Bei etwa einem Drittel der Befragten werden die Prozesse bei der Gestaltung der Organisation überhaupt nicht betrachtet. Und nur bei einem Prozent gibt es eine reine Prozessorganisation. Insgesamt schneiden kleine Unternehmen besser ab als größere. Etwa die Hälfte hat wesentliche Aspekte eines konsequenten Prozessmanagements umgesetzt, einschließlich Prozessverantwortlichen, Kennzahlensystemen und Regelkreisen zur ständigen Verbesserung. Die andere Hälfte der beteiligten Unternehmen verzichtet darauf noch weitgehend. Immerhin zwei Drittel nutzen Modellierungswerkzeuge. Als Notation kommt bei über einem Viertel BPMN zum Einsatz.

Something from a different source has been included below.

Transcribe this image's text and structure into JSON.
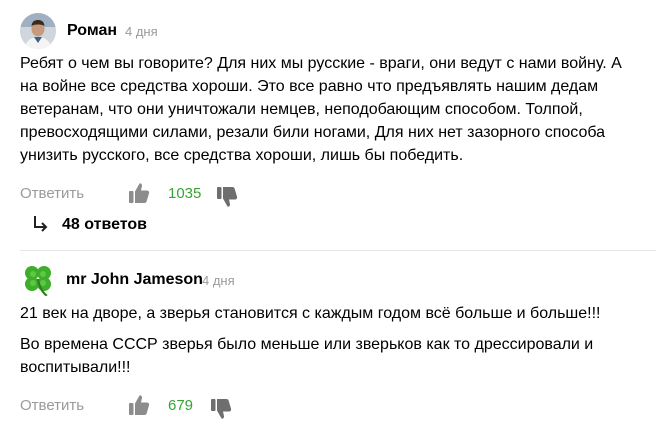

Die Studie, die in der aktuellen Ausgabe 1/2015 der Zeitschrift Führung + Organisation (zfo) vorgestellt wird, nennt auch wesentliche Barrieren für die Prozessorganisation. An erster Stelle liegt hier die “Dominanz funktionsbezogener Subkulturen”, gefolgt von ungeeigneten Anreiz- und Karrieresystemen, unzureichender Anpassung von Ressourcen und Entscheidungskompetenzen und politischen Widerständen. Als wichtigste Erfolgsfaktoren werden nach dem bereits angesprochenen Top Management Commitment die folgenden genannt: Motivation der Beteiligten, Umfassende Kommunikation der Prozesse an die Mitarbeiter sowie abgestimmte und verständliche Prozessbeschreibungen.

Die komplette Studie wird man nach Erscheinen bei der gfo beziehen können.

by Thomas Allweyer at February 09, 2015 11:34 AM